City needs a housing agency


POSTED: Monday, November 09, 2009

Ever since my first introduction into social justice and politics in the eviction struggle at Waiahole Waikane in the 1970s, to the struggle at Kukui Gardens last year, I have seen the needs of our people pushed aside. My life has taught me that if we are to have a moral society on our islands, we will have to make it for ourselves. Currently, Honolulu is facing one of its toughest economic downturns where we are seeing families being forced into homelessness. The time is ripe for leadership from our city government to recreate an office of housing to address this crisis.

Faith Action for Community Equity (FACE) is urging Mayor Mufi Hannemann to reestablish the city's Housing Department. Upon serious reflection of the city's proposed River Street Transitional Shelter for the homeless, we believe that the project is emblematic of the deeper problem in our city, namely that housing policy is adrift at the time it is needed most. This problem is at the root of many of the symptoms of inequity on Oahu today.
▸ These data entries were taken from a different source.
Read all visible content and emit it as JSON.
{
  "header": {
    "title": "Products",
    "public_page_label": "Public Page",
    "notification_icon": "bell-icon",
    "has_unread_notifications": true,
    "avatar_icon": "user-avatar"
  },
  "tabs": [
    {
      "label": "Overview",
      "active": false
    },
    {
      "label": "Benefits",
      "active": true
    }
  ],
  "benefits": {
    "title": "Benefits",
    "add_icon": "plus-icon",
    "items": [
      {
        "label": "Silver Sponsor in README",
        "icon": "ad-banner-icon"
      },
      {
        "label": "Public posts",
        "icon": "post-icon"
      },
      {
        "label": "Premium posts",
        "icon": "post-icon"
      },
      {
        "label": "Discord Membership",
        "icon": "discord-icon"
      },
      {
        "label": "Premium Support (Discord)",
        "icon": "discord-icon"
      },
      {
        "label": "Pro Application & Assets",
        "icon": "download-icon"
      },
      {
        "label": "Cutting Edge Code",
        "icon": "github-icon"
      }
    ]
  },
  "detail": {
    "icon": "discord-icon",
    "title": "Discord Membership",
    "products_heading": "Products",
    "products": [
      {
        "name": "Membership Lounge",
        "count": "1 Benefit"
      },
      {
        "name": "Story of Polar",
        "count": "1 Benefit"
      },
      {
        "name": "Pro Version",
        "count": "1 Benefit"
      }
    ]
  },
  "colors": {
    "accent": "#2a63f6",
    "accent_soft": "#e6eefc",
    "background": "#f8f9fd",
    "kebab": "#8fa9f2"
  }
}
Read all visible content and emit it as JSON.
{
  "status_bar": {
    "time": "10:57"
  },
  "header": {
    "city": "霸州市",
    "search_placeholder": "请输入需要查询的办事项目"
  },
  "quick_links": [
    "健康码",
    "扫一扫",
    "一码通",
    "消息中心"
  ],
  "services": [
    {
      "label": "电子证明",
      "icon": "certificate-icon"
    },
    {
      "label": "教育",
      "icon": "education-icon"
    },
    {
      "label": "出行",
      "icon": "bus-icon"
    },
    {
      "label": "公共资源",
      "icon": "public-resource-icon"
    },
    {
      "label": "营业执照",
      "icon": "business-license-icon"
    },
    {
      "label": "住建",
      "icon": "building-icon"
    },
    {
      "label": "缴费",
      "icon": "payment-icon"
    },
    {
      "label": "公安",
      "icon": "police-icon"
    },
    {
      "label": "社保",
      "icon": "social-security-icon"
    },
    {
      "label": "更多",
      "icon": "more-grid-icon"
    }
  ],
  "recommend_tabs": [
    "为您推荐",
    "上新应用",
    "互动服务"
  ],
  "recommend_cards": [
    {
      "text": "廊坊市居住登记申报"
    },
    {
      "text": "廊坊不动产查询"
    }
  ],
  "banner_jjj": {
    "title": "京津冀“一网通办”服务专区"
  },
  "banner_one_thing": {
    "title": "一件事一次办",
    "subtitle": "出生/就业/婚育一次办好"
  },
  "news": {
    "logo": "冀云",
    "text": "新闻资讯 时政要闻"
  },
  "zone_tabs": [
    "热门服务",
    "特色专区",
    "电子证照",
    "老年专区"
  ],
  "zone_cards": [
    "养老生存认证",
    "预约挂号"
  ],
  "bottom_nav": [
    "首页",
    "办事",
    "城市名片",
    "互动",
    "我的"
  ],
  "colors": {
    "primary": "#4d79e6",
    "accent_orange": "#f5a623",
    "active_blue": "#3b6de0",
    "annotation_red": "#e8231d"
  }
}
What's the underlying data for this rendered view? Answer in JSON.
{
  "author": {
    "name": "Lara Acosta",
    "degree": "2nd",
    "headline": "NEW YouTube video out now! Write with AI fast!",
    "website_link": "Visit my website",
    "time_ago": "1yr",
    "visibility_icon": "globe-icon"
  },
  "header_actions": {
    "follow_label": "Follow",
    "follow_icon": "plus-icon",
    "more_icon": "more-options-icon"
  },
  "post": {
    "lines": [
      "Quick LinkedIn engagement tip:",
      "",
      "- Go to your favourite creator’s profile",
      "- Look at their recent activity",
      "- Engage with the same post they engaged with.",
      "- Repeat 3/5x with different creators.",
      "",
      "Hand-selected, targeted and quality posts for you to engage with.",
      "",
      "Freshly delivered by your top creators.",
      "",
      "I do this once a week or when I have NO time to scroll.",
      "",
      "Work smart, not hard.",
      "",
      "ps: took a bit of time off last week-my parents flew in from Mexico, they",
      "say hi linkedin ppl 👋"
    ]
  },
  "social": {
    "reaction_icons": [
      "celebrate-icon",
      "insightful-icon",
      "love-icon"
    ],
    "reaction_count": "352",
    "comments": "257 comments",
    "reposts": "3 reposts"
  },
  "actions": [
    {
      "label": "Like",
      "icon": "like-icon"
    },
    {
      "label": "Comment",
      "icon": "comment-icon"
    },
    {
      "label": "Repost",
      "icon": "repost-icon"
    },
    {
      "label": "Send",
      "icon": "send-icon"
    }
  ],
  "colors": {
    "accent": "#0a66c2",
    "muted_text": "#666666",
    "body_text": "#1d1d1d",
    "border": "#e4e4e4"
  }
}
We believe that the problem transcends the visible social ills of homelessness and the failure to create new affordable housing. At the most basic level there is no coordinated housing policy for the City & County of Honolulu. While this would be a serious problem at any time in the county's history, it is particularly glaring now during several consecutive years of the worst housing crisis that Oahu has ever faced.

We see the increasing population of homeless people, the scarcity of affordable rentals, the failure to act to preserve the existing affordable housing stock, the struggles of families facing foreclosure as all traceable to the stark fact that Honolulu has no housing department, and thus no way of crafting strategies to address these problems or to make long range plans to deal with the reality of our current situation. In addition, the lack of a housing department negatively impacts the business of real estate development on Oahu by creating a needlessly complex bureaucracy that is widely criticized for its lack of transparency and coherence.

The River Street project, while it has considerable merit on its own, is not a housing policy. Instead, it is another series of disconnected decisions that undermine each other. This is not the fault of the staff of the various departments—many of whom have performed admirably within their silos; rather it points to the overarching failure of the county to have a single planning body for housing. As we look ahead to the ways that the rail will transform our metropolitan area we are convinced that the county can no longer afford to function without a professional Cabinet-level staff to advise the mayor, and serve both the developers and consumers of housing, affordable and market rate.

The mayor's strong opposition to city involvement in addressing the issues of affordable housing and homelessness is clear. He has said that those are state, not city, issues. He has backed up that position by 1) trying to sell the city's stock of affordable housing and using the proceeds for other purposes; 2) not maintaining these housing projects; 3) not lifting a finger to help the Kukui Gardens residents; 4) refusing to develop and getting in the way of developing coherent affordable housing policies; and 5) systemically evicting the homeless from city parks without seeking alternative shelter for them, resulting in the homeless congregating in Waikiki and Chinatown, where they are a problem for business and industry. This is a large part of the genesis of the River Street Project, which FACE conceptually supports but fears the project will be neglected by the city once it is built.

We therefore call on the mayor to act immediately to initiate the creation of a Cabinet-level housing department—either through the City Council or by direct charter amendment. We suggest that this department administer mortgage assistance, neighborhood stabilization, manage federal pass-through funds, and be given bonding authority.

We further suggest that it be urgently tasked to create a comprehensive strategy in three areas: addressing and reducing homelessness, maximizing the affordable housing opportunity presented by the creation of a rail system; and combating and preventing the spread of foreclosures.

The Rev. Robert Nakata is Oahu president of Faith Action for Community Equity, a grass-roots group of church and community groups.